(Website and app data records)
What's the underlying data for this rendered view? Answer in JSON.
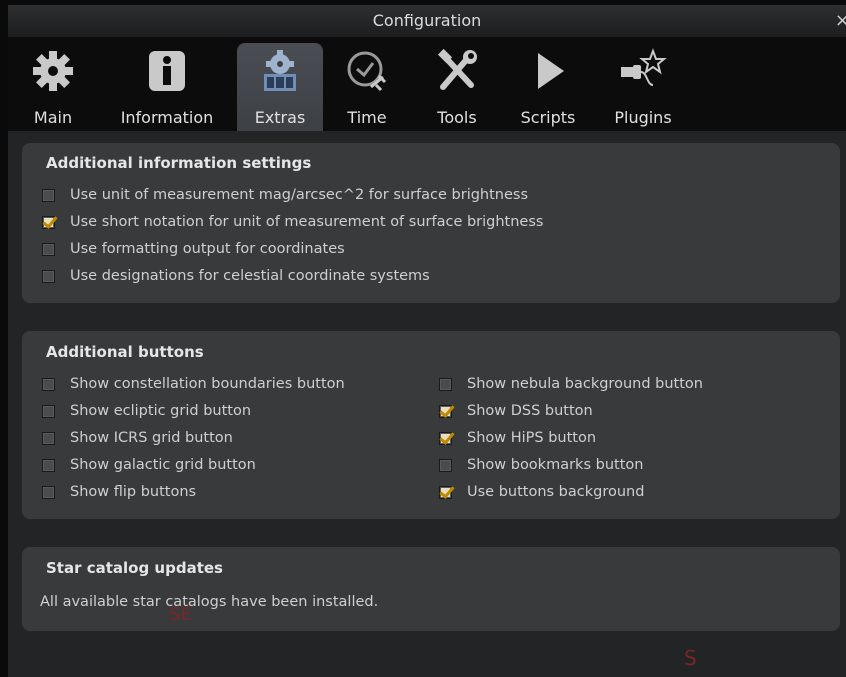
{
  "window": {
    "title": "Configuration",
    "close_glyph": "×"
  },
  "tabs": [
    {
      "label": "Main",
      "icon": "gear-icon"
    },
    {
      "label": "Information",
      "icon": "info-icon"
    },
    {
      "label": "Extras",
      "icon": "extras-icon",
      "active": true
    },
    {
      "label": "Time",
      "icon": "clock-icon"
    },
    {
      "label": "Tools",
      "icon": "tools-icon"
    },
    {
      "label": "Scripts",
      "icon": "play-icon"
    },
    {
      "label": "Plugins",
      "icon": "plugin-icon"
    }
  ],
  "additional_info": {
    "title": "Additional information settings",
    "options": [
      {
        "label": "Use unit of measurement mag/arcsec^2 for surface brightness",
        "checked": false
      },
      {
        "label": "Use short notation for unit of measurement of surface brightness",
        "checked": true
      },
      {
        "label": "Use formatting output for coordinates",
        "checked": false
      },
      {
        "label": "Use designations for celestial coordinate systems",
        "checked": false
      }
    ]
  },
  "additional_buttons": {
    "title": "Additional buttons",
    "left": [
      {
        "label": "Show constellation boundaries button",
        "checked": false
      },
      {
        "label": "Show ecliptic grid button",
        "checked": false
      },
      {
        "label": "Show ICRS grid button",
        "checked": false
      },
      {
        "label": "Show galactic grid button",
        "checked": false
      },
      {
        "label": "Show flip buttons",
        "checked": false
      }
    ],
    "right": [
      {
        "label": "Show nebula background button",
        "checked": false
      },
      {
        "label": "Show DSS button",
        "checked": true
      },
      {
        "label": "Show HiPS button",
        "checked": true
      },
      {
        "label": "Show bookmarks button",
        "checked": false
      },
      {
        "label": "Use buttons background",
        "checked": true
      }
    ]
  },
  "star_catalog": {
    "title": "Star catalog updates",
    "status": "All available star catalogs have been installed."
  },
  "background_marks": {
    "se": "SE",
    "s": "S"
  },
  "colors": {
    "accent_check": "#c08a00",
    "panel": "#393a3c",
    "tabbar": "#0c0c0d"
  }
}
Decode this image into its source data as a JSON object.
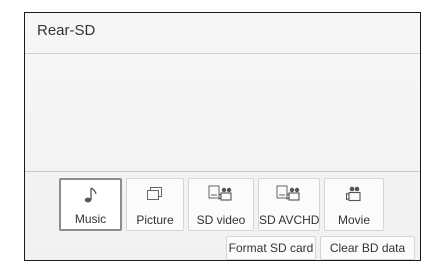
{
  "screen": {
    "title": "Rear-SD"
  },
  "sources": [
    {
      "label": "Music",
      "icon": "music-note-icon",
      "selected": true
    },
    {
      "label": "Picture",
      "icon": "picture-icon",
      "selected": false
    },
    {
      "label": "SD video",
      "icon": "sd-video-icon",
      "selected": false
    },
    {
      "label": "SD AVCHD",
      "icon": "sd-avchd-icon",
      "selected": false
    },
    {
      "label": "Movie",
      "icon": "movie-icon",
      "selected": false
    }
  ],
  "actions": {
    "format_label": "Format SD card",
    "clear_label": "Clear BD data"
  }
}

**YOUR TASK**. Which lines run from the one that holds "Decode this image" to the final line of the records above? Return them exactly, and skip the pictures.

**OUTPUT FOR THIS TASK**.
Decode this image into its source data as a JSON object.
{
  "screen": {
    "title": "Rear-SD"
  },
  "sources": [
    {
      "label": "Music",
      "icon": "music-note-icon",
      "selected": true
    },
    {
      "label": "Picture",
      "icon": "picture-icon",
      "selected": false
    },
    {
      "label": "SD video",
      "icon": "sd-video-icon",
      "selected": false
    },
    {
      "label": "SD AVCHD",
      "icon": "sd-avchd-icon",
      "selected": false
    },
    {
      "label": "Movie",
      "icon": "movie-icon",
      "selected": false
    }
  ],
  "actions": {
    "format_label": "Format SD card",
    "clear_label": "Clear BD data"
  }
}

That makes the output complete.